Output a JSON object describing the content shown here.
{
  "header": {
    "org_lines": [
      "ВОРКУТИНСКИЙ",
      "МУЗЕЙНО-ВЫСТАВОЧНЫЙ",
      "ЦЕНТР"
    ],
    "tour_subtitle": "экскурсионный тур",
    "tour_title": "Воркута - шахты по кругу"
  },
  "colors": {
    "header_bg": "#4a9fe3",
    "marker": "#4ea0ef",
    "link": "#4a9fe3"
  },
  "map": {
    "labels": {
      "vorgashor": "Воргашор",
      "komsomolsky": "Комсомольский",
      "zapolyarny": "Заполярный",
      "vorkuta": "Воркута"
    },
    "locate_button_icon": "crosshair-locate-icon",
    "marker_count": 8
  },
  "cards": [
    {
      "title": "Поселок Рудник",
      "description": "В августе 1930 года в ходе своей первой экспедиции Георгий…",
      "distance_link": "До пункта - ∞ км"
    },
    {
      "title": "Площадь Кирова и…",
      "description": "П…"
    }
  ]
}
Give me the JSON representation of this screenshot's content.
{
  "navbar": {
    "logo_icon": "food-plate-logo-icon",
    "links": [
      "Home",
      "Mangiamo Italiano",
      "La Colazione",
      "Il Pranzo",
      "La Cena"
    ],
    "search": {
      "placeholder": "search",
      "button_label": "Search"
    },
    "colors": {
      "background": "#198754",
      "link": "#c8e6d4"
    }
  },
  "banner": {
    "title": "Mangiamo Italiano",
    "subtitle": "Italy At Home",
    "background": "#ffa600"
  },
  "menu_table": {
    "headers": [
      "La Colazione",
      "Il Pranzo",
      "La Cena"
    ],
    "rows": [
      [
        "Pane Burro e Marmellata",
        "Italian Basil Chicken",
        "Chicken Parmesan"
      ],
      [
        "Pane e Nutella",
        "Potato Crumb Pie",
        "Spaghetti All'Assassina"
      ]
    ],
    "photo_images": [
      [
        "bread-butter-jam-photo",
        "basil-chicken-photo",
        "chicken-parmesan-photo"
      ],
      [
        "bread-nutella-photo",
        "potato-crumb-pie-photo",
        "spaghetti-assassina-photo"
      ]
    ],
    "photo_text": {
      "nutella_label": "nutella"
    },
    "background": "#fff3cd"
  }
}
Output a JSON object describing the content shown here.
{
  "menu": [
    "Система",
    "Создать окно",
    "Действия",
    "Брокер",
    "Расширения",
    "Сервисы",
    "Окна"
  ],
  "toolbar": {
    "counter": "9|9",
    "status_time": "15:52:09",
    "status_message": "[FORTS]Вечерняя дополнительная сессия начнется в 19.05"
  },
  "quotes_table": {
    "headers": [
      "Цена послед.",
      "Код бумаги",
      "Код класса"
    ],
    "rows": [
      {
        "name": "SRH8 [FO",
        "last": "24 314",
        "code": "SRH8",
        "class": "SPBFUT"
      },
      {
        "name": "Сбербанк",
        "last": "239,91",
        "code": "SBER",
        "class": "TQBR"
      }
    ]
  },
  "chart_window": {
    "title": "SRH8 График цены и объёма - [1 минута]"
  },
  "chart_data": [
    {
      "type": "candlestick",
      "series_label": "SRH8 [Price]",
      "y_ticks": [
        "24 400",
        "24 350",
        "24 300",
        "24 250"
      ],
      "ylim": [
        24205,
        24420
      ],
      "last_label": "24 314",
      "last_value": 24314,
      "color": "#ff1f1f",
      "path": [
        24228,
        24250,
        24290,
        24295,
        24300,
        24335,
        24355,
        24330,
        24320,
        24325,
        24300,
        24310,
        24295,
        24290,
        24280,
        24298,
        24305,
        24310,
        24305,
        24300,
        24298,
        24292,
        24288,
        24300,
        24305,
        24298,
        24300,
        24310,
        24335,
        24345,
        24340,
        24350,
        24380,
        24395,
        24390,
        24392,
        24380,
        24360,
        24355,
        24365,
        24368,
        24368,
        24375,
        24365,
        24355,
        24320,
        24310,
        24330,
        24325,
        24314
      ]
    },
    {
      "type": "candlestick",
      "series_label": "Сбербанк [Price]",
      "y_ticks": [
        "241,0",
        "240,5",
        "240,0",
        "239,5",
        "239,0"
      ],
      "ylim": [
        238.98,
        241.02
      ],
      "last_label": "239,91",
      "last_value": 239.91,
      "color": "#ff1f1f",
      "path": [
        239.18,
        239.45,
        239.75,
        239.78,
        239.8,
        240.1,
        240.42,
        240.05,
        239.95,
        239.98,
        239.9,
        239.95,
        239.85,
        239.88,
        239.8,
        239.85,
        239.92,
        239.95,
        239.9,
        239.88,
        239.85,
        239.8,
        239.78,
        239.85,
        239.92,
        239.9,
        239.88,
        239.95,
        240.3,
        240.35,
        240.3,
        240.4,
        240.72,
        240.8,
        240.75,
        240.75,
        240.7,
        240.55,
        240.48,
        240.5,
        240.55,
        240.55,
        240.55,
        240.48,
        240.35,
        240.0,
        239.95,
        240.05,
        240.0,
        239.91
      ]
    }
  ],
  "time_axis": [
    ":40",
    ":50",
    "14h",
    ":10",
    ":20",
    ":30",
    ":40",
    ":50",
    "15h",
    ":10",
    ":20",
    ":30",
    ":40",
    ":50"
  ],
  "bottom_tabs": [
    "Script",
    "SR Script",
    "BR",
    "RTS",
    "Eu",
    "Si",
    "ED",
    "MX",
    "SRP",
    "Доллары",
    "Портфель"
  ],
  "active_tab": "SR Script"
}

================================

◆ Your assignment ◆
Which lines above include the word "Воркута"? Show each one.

◆ Answer to this problem ◆
    "tour_title": "Воркута - шахты по кругу"
      "vorkuta": "Воркута"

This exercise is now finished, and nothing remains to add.